Segment Start: RECORDED DATA
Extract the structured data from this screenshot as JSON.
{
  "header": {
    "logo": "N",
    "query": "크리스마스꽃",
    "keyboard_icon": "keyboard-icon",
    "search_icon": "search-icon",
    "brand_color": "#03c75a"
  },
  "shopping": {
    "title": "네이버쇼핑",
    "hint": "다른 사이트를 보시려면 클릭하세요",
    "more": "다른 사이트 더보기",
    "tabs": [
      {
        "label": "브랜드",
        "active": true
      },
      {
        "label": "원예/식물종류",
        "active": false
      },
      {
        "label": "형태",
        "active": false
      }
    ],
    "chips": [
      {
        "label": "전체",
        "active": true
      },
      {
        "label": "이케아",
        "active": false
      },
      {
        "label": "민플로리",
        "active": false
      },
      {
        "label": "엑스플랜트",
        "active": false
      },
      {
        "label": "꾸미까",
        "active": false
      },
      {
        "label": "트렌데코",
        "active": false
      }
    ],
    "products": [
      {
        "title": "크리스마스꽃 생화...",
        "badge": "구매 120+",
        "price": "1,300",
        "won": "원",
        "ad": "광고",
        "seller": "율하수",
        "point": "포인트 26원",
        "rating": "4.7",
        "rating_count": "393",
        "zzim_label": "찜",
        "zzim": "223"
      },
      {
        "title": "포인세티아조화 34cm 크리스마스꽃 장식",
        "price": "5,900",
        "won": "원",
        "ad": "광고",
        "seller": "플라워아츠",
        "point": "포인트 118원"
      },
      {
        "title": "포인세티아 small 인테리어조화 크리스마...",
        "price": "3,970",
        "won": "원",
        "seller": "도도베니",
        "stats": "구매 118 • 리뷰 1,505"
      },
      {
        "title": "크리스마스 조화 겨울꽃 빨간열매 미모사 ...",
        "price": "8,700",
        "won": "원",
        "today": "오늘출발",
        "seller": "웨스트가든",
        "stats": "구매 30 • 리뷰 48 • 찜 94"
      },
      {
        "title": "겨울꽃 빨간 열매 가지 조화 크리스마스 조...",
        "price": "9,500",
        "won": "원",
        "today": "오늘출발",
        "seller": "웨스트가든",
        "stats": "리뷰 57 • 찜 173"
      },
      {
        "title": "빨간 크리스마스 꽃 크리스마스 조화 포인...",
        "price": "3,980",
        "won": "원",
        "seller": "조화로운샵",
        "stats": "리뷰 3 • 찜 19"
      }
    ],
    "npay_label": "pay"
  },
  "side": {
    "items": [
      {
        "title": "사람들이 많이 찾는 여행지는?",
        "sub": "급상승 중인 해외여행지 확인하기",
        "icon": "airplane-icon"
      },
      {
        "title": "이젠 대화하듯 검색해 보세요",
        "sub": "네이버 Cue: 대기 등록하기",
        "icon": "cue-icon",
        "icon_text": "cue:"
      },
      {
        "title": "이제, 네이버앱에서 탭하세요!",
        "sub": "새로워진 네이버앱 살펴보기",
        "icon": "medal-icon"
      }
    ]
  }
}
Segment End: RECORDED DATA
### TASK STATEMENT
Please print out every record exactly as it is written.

### RESULT FOR THIS EXERCISE
Extract the structured data from this screenshot as JSON.
{
  "header": {
    "logo": "N",
    "query": "크리스마스꽃",
    "keyboard_icon": "keyboard-icon",
    "search_icon": "search-icon",
    "brand_color": "#03c75a"
  },
  "shopping": {
    "title": "네이버쇼핑",
    "hint": "다른 사이트를 보시려면 클릭하세요",
    "more": "다른 사이트 더보기",
    "tabs": [
      {
        "label": "브랜드",
        "active": true
      },
      {
        "label": "원예/식물종류",
        "active": false
      },
      {
        "label": "형태",
        "active": false
      }
    ],
    "chips": [
      {
        "label": "전체",
        "active": true
      },
      {
        "label": "이케아",
        "active": false
      },
      {
        "label": "민플로리",
        "active": false
      },
      {
        "label": "엑스플랜트",
        "active": false
      },
      {
        "label": "꾸미까",
        "active": false
      },
      {
        "label": "트렌데코",
        "active": false
      }
    ],
    "products": [
      {
        "title": "크리스마스꽃 생화...",
        "badge": "구매 120+",
        "price": "1,300",
        "won": "원",
        "ad": "광고",
        "seller": "율하수",
        "point": "포인트 26원",
        "rating": "4.7",
        "rating_count": "393",
        "zzim_label": "찜",
        "zzim": "223"
      },
      {
        "title": "포인세티아조화 34cm 크리스마스꽃 장식",
        "price": "5,900",
        "won": "원",
        "ad": "광고",
        "seller": "플라워아츠",
        "point": "포인트 118원"
      },
      {
        "title": "포인세티아 small 인테리어조화 크리스마...",
        "price": "3,970",
        "won": "원",
        "seller": "도도베니",
        "stats": "구매 118 • 리뷰 1,505"
      },
      {
        "title": "크리스마스 조화 겨울꽃 빨간열매 미모사 ...",
        "price": "8,700",
        "won": "원",
        "today": "오늘출발",
        "seller": "웨스트가든",
        "stats": "구매 30 • 리뷰 48 • 찜 94"
      },
      {
        "title": "겨울꽃 빨간 열매 가지 조화 크리스마스 조...",
        "price": "9,500",
        "won": "원",
        "today": "오늘출발",
        "seller": "웨스트가든",
        "stats": "리뷰 57 • 찜 173"
      },
      {
        "title": "빨간 크리스마스 꽃 크리스마스 조화 포인...",
        "price": "3,980",
        "won": "원",
        "seller": "조화로운샵",
        "stats": "리뷰 3 • 찜 19"
      }
    ],
    "npay_label": "pay"
  },
  "side": {
    "items": [
      {
        "title": "사람들이 많이 찾는 여행지는?",
        "sub": "급상승 중인 해외여행지 확인하기",
        "icon": "airplane-icon"
      },
      {
        "title": "이젠 대화하듯 검색해 보세요",
        "sub": "네이버 Cue: 대기 등록하기",
        "icon": "cue-icon",
        "icon_text": "cue:"
      },
      {
        "title": "이제, 네이버앱에서 탭하세요!",
        "sub": "새로워진 네이버앱 살펴보기",
        "icon": "medal-icon"
      }
    ]
  }
}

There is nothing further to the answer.